Is Gyoza Sushi?

One of the best things about exploring another culture’s cuisine is that you not only find delicious meals by which you’re constantly delighted, you also discover how other people relate to their food. In this article, I’m going to delve into Chinese cuisine to see if gyoza is a type of sushi.

Gyoza isn’t sushi, though they do share some cosmetic similarities. Both involve a wrapping – Gyoza in flour dough, sushi in seaweed – and can contain similar ingredients. Sushi, however, is traditionally raw fish. Gyoza is cooked.

They are also two foods that hail from different parts of the world. Gyoza, as mentioned, is Chinese, while sushi is from Japan. They are, however, often enjoyed together. In this blog, we’ll discuss what types of Gyoza best complement sushi and how to prepare them. 

Is Gyoza Sushi?

The question of whether Gyoza is sushi or not can be answered by region. Gyoza is from China, and is a Chinese word. Sushi, on the other hand, is the most famous Japanese food there is. It’s kind of difficult to confuse them. 

That being said, there are some similarities that the two dishes share, even though they’re fairly insignificant. The interesting thing about Asian cuisine is often how, on the surface, they can share a lot in common. But you wouldn’t confuse two different types of noodles, such as ramen and soba, so the similarities end with some of the ingredients. 

Here are some of the key distinctions between Gyoza and sushi. They are wrapped very differently, but what’s inside them can often be the same thing – fish and vegetables are often staples in Gyoza stuffing.

Sushi, however, is famous for containing raw fish, though it doesn’t always have to. This is not something that can be easily found in Gyoza, as part of the process of making Gyoza involves cooking it.

Further helping clear up any confusion is the fact that Gyoza is often mixed up with an even more similar-looking food: Chinese Potstickers. 


What’s the Difference Between Gyoza and Chinese Potstickers?

The difference between Gyoza and Chinese Potstickers is much more subtle than the difference between Gyoza and Sushi. Potstickers are bigger than Gyoza, which can usually be consumed in one or two bites. They’re also wrapped in a thinner dough. 

How Thin Should Gyoza Wrappers Be?

In order to achieve the appropriate crispiness when frying the Gyoza, the wrappers should be incredibly thin. Measured out, they should be no more than .04 inches. If you bought them premade and think they are too thick, use a rolling pin to flatten them. 

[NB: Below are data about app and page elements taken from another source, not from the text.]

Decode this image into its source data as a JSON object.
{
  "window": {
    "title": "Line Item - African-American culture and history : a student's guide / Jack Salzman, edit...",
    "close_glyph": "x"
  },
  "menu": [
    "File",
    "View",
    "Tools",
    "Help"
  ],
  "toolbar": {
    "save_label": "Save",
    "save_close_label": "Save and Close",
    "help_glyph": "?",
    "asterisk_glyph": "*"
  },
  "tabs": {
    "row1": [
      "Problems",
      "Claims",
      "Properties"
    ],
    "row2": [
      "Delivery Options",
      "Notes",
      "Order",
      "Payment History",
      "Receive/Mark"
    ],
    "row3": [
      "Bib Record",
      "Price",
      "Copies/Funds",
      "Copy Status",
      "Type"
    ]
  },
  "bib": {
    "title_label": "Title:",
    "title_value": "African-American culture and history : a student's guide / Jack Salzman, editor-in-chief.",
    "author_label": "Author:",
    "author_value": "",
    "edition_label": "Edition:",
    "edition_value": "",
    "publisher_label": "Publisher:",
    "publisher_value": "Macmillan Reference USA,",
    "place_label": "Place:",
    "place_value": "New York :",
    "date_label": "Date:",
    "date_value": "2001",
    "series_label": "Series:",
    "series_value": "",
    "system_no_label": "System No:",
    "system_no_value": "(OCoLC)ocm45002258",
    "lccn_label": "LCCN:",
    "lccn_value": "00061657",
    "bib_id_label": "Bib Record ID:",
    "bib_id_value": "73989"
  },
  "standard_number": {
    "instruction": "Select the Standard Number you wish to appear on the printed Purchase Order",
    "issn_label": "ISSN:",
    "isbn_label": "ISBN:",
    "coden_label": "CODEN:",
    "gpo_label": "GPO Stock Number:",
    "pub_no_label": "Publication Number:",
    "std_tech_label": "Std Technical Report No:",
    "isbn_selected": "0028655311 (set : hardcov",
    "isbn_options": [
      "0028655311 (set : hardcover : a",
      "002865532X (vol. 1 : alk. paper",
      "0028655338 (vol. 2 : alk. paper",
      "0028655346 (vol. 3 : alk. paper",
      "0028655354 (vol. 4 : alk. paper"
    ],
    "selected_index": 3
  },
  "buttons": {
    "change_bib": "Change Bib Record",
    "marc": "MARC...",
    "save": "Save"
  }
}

The Best Gyoza To Complement Sushi


Still, there are many people who enjoy having some Gyoza before dining on sushi. It’s a common appetizer in Japan since Gyoza’s popularity exploded worldwide many decades ago. Though it’s a Chinese item and not a Japanese one, there are different ways to prepare Gyoza that can make it region-specific. 

As sushi is Japanese, it’s best to work with similarly-themed Gyoza for the appetizer. Japanese Gyoza is typically a fried or deep-fried variety known as Yaki or Age-gyoza, respectively. Most people who enjoy sushi, however, like it because it’s a particularly healthy meal. So Yaki-gyoza is usually the better option. It’s also easier to make if you don’t have a deep fryer. 

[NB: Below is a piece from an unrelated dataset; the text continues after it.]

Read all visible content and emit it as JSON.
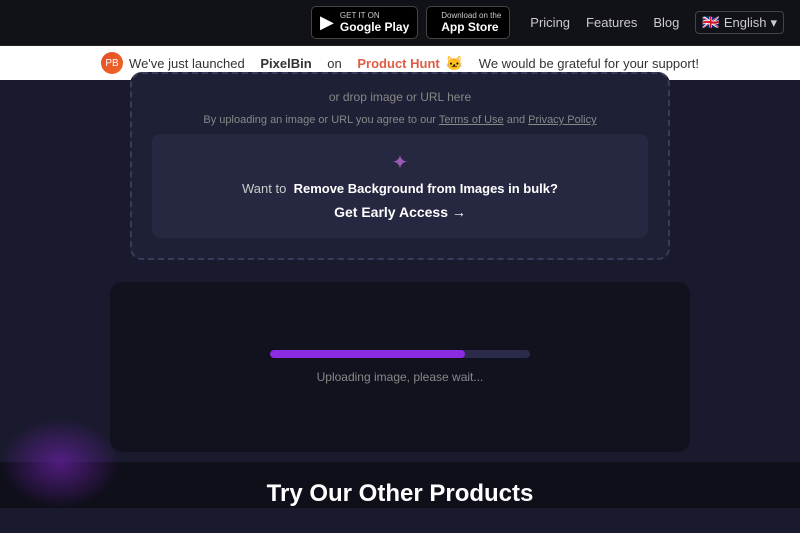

The first step in preparing Yaki-gyoza is to decide on the stuffing you want.  While it’s common for minced pork, vegetables and shiitake mushrooms to be included, having sushi right after is not going to necessarily work well. That’s why a lot of people just stick to vegetables or a different kind of fish such as shrimp. 

Oftentimes, vegans will substitute tofu for shrimp, which can have even further health benefits if it is fermented.

Once you’ve made your selections, here’s the process to properly fry the food:

Ingredients: 

Shrimp

Napa Cabbage

2 teaspoons of ginger

1 tablespoon of green onion

2 teaspoons of sake

1 teaspoon of salt

1 teaspoon of sesame oil

2 teaspoons of cornstarch

Gyoza wrappers (24)

Canola Oil

Step 1

Gather the ingredients, cleaning and chopping both the shrimp and cabbage as finely as possible. Mix all ingredients except the wrappers and canola oil in a bowl well.

Step 2

Lay out the flat wrappers and place a small handful of the ingredients on top of the wrapping, folding it over into a half-moon shape. Moisten your fingers while pressing them firmly together.

Step 3 

Put the canola oil in a pan and heat it. Fry the wrapped gyoza on both sides for 3-4 minutes until crisp. Pour ¼ of a cup of water in the pan and cover it, allowing them to steam on low until the water dissipates completely. 

Step 4

Serve and enjoy with whatever dipping sauce you prefer before moving on to your sushi.